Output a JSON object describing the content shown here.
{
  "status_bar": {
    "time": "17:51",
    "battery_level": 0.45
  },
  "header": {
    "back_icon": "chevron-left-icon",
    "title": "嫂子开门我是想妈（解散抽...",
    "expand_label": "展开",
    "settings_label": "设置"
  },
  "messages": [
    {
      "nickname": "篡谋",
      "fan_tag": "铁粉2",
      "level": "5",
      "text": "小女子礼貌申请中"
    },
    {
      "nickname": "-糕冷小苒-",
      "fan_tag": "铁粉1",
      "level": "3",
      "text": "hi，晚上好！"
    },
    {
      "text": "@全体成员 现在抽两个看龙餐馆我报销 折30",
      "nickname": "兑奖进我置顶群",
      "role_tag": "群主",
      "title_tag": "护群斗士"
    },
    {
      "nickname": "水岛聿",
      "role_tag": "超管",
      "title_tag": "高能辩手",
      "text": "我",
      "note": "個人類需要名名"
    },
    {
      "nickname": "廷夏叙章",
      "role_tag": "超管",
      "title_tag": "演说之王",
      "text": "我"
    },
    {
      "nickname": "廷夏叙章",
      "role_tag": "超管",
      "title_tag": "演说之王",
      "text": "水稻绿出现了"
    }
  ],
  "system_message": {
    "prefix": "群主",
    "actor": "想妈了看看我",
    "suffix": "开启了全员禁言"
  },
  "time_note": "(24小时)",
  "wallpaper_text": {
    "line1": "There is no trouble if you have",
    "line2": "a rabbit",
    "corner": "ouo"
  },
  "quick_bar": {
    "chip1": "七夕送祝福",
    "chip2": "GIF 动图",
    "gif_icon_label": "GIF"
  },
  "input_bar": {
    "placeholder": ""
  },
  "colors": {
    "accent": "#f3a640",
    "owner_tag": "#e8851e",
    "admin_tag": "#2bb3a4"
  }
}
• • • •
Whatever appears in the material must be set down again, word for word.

Task result
Output a JSON object describing the content shown here.
{
  "status_bar": {
    "time": "17:51",
    "battery_level": 0.45
  },
  "header": {
    "back_icon": "chevron-left-icon",
    "title": "嫂子开门我是想妈（解散抽...",
    "expand_label": "展开",
    "settings_label": "设置"
  },
  "messages": [
    {
      "nickname": "篡谋",
      "fan_tag": "铁粉2",
      "level": "5",
      "text": "小女子礼貌申请中"
    },
    {
      "nickname": "-糕冷小苒-",
      "fan_tag": "铁粉1",
      "level": "3",
      "text": "hi，晚上好！"
    },
    {
      "text": "@全体成员 现在抽两个看龙餐馆我报销 折30",
      "nickname": "兑奖进我置顶群",
      "role_tag": "群主",
      "title_tag": "护群斗士"
    },
    {
      "nickname": "水岛聿",
      "role_tag": "超管",
      "title_tag": "高能辩手",
      "text": "我",
      "note": "個人類需要名名"
    },
    {
      "nickname": "廷夏叙章",
      "role_tag": "超管",
      "title_tag": "演说之王",
      "text": "我"
    },
    {
      "nickname": "廷夏叙章",
      "role_tag": "超管",
      "title_tag": "演说之王",
      "text": "水稻绿出现了"
    }
  ],
  "system_message": {
    "prefix": "群主",
    "actor": "想妈了看看我",
    "suffix": "开启了全员禁言"
  },
  "time_note": "(24小时)",
  "wallpaper_text": {
    "line1": "There is no trouble if you have",
    "line2": "a rabbit",
    "corner": "ouo"
  },
  "quick_bar": {
    "chip1": "七夕送祝福",
    "chip2": "GIF 动图",
    "gif_icon_label": "GIF"
  },
  "input_bar": {
    "placeholder": ""
  },
  "colors": {
    "accent": "#f3a640",
    "owner_tag": "#e8851e",
    "admin_tag": "#2bb3a4"
  }
}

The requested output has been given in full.